(Interface dataset entries)
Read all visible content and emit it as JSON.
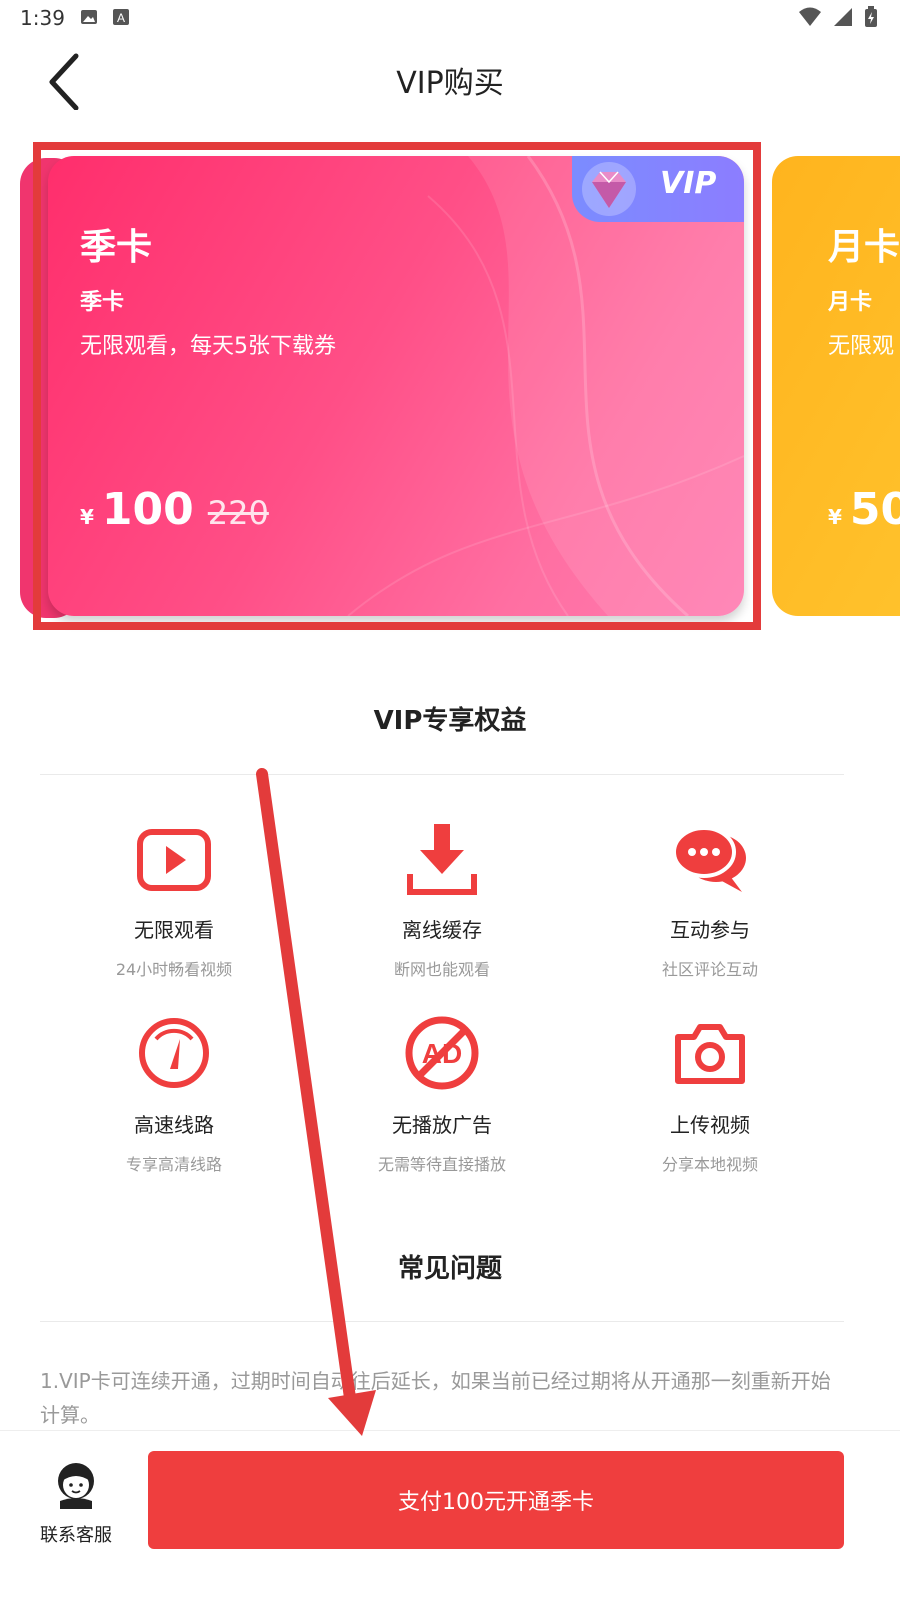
{
  "status_bar": {
    "time": "1:39"
  },
  "header": {
    "title": "VIP购买",
    "back_icon": "chevron-left-icon"
  },
  "cards": {
    "selected": {
      "badge": "VIP",
      "title": "季卡",
      "subtitle": "季卡",
      "description": "无限观看，每天5张下载券",
      "currency": "¥",
      "price": "100",
      "original_price": "220",
      "color": "#ff3f7b"
    },
    "next": {
      "title": "月卡",
      "subtitle": "月卡",
      "description": "无限观",
      "currency": "¥",
      "price": "50",
      "color": "#ffb81f"
    }
  },
  "benefits": {
    "title": "VIP专享权益",
    "items": [
      {
        "icon": "play-icon",
        "title": "无限观看",
        "desc": "24小时畅看视频"
      },
      {
        "icon": "download-icon",
        "title": "离线缓存",
        "desc": "断网也能观看"
      },
      {
        "icon": "chat-icon",
        "title": "互动参与",
        "desc": "社区评论互动"
      },
      {
        "icon": "speedometer-icon",
        "title": "高速线路",
        "desc": "专享高清线路"
      },
      {
        "icon": "no-ad-icon",
        "title": "无播放广告",
        "desc": "无需等待直接播放"
      },
      {
        "icon": "camera-icon",
        "title": "上传视频",
        "desc": "分享本地视频"
      }
    ]
  },
  "faq": {
    "title": "常见问题",
    "item1": "1.VIP卡可连续开通，过期时间自动往后延长，如果当前已经过期将从开通那一刻重新开始计算。"
  },
  "bottom": {
    "service_label": "联系客服",
    "pay_button": "支付100元开通季卡"
  },
  "colors": {
    "accent": "#ef3e3e",
    "annotation": "#e33b3b"
  }
}
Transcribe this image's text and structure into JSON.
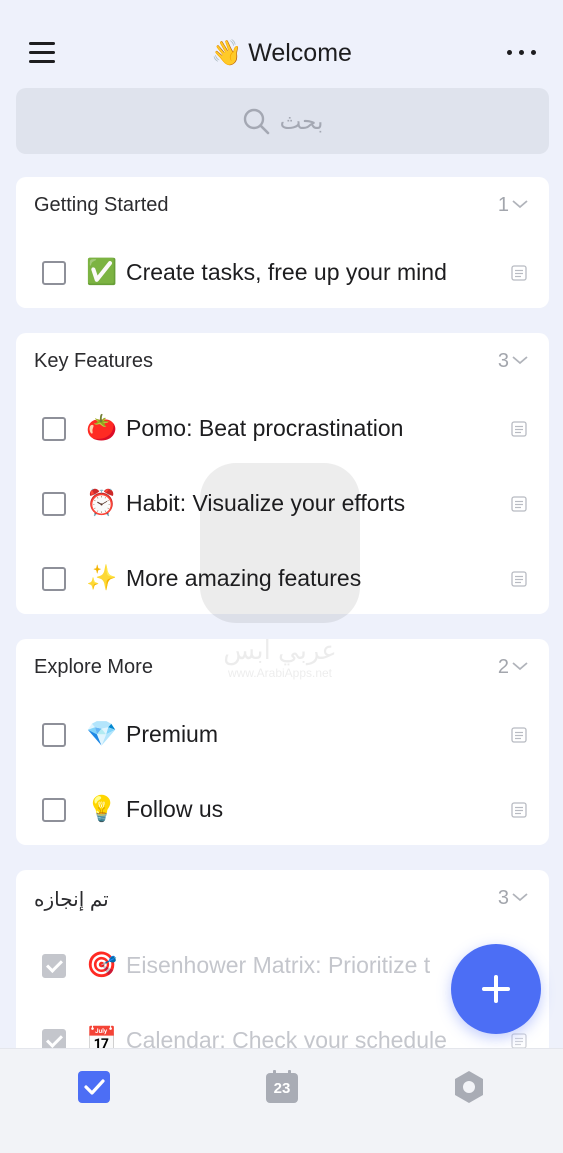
{
  "header": {
    "title_emoji": "👋",
    "title": "Welcome"
  },
  "search": {
    "placeholder": "بحث"
  },
  "lists": [
    {
      "name": "Getting Started",
      "count": "1",
      "tasks": [
        {
          "emoji": "✅",
          "text": "Create tasks, free up your mind",
          "done": false
        }
      ]
    },
    {
      "name": "Key Features",
      "count": "3",
      "tasks": [
        {
          "emoji": "🍅",
          "text": "Pomo: Beat procrastination",
          "done": false
        },
        {
          "emoji": "⏰",
          "text": "Habit: Visualize your efforts",
          "done": false
        },
        {
          "emoji": "✨",
          "text": "More amazing features",
          "done": false
        }
      ]
    },
    {
      "name": "Explore More",
      "count": "2",
      "tasks": [
        {
          "emoji": "💎",
          "text": "Premium",
          "done": false
        },
        {
          "emoji": "💡",
          "text": "Follow us",
          "done": false
        }
      ]
    },
    {
      "name": "تم إنجازه",
      "count": "3",
      "tasks": [
        {
          "emoji": "🎯",
          "text": "Eisenhower Matrix: Prioritize t",
          "done": true
        },
        {
          "emoji": "📅",
          "text": "Calendar: Check your schedule",
          "done": true
        }
      ]
    }
  ],
  "bottom_nav": {
    "calendar_day": "23",
    "tabs": [
      "checkbox-icon",
      "calendar-icon",
      "settings-icon"
    ]
  },
  "watermark": {
    "text": "عربي ابس",
    "url": "www.ArabiApps.net"
  },
  "colors": {
    "accent": "#4c6ef5",
    "background": "#eef1fb",
    "card": "#ffffff",
    "muted": "#a3a6ad"
  }
}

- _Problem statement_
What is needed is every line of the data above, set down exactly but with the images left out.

- _Reply to the task_
Read all visible content and emit it as JSON.
{
  "status_bar": {
    "time": "1:39"
  },
  "header": {
    "title": "VIP购买",
    "back_icon": "chevron-left-icon"
  },
  "cards": {
    "selected": {
      "badge": "VIP",
      "title": "季卡",
      "subtitle": "季卡",
      "description": "无限观看，每天5张下载券",
      "currency": "¥",
      "price": "100",
      "original_price": "220",
      "color": "#ff3f7b"
    },
    "next": {
      "title": "月卡",
      "subtitle": "月卡",
      "description": "无限观",
      "currency": "¥",
      "price": "50",
      "color": "#ffb81f"
    }
  },
  "benefits": {
    "title": "VIP专享权益",
    "items": [
      {
        "icon": "play-icon",
        "title": "无限观看",
        "desc": "24小时畅看视频"
      },
      {
        "icon": "download-icon",
        "title": "离线缓存",
        "desc": "断网也能观看"
      },
      {
        "icon": "chat-icon",
        "title": "互动参与",
        "desc": "社区评论互动"
      },
      {
        "icon": "speedometer-icon",
        "title": "高速线路",
        "desc": "专享高清线路"
      },
      {
        "icon": "no-ad-icon",
        "title": "无播放广告",
        "desc": "无需等待直接播放"
      },
      {
        "icon": "camera-icon",
        "title": "上传视频",
        "desc": "分享本地视频"
      }
    ]
  },
  "faq": {
    "title": "常见问题",
    "item1": "1.VIP卡可连续开通，过期时间自动往后延长，如果当前已经过期将从开通那一刻重新开始计算。"
  },
  "bottom": {
    "service_label": "联系客服",
    "pay_button": "支付100元开通季卡"
  },
  "colors": {
    "accent": "#ef3e3e",
    "annotation": "#e33b3b"
  }
}
Transcribe this image's text and structure into JSON.
{
  "header": {
    "title_emoji": "👋",
    "title": "Welcome"
  },
  "search": {
    "placeholder": "بحث"
  },
  "lists": [
    {
      "name": "Getting Started",
      "count": "1",
      "tasks": [
        {
          "emoji": "✅",
          "text": "Create tasks, free up your mind",
          "done": false
        }
      ]
    },
    {
      "name": "Key Features",
      "count": "3",
      "tasks": [
        {
          "emoji": "🍅",
          "text": "Pomo: Beat procrastination",
          "done": false
        },
        {
          "emoji": "⏰",
          "text": "Habit: Visualize your efforts",
          "done": false
        },
        {
          "emoji": "✨",
          "text": "More amazing features",
          "done": false
        }
      ]
    },
    {
      "name": "Explore More",
      "count": "2",
      "tasks": [
        {
          "emoji": "💎",
          "text": "Premium",
          "done": false
        },
        {
          "emoji": "💡",
          "text": "Follow us",
          "done": false
        }
      ]
    },
    {
      "name": "تم إنجازه",
      "count": "3",
      "tasks": [
        {
          "emoji": "🎯",
          "text": "Eisenhower Matrix: Prioritize t",
          "done": true
        },
        {
          "emoji": "📅",
          "text": "Calendar: Check your schedule",
          "done": true
        }
      ]
    }
  ],
  "bottom_nav": {
    "calendar_day": "23",
    "tabs": [
      "checkbox-icon",
      "calendar-icon",
      "settings-icon"
    ]
  },
  "watermark": {
    "text": "عربي ابس",
    "url": "www.ArabiApps.net"
  },
  "colors": {
    "accent": "#4c6ef5",
    "background": "#eef1fb",
    "card": "#ffffff",
    "muted": "#a3a6ad"
  }
}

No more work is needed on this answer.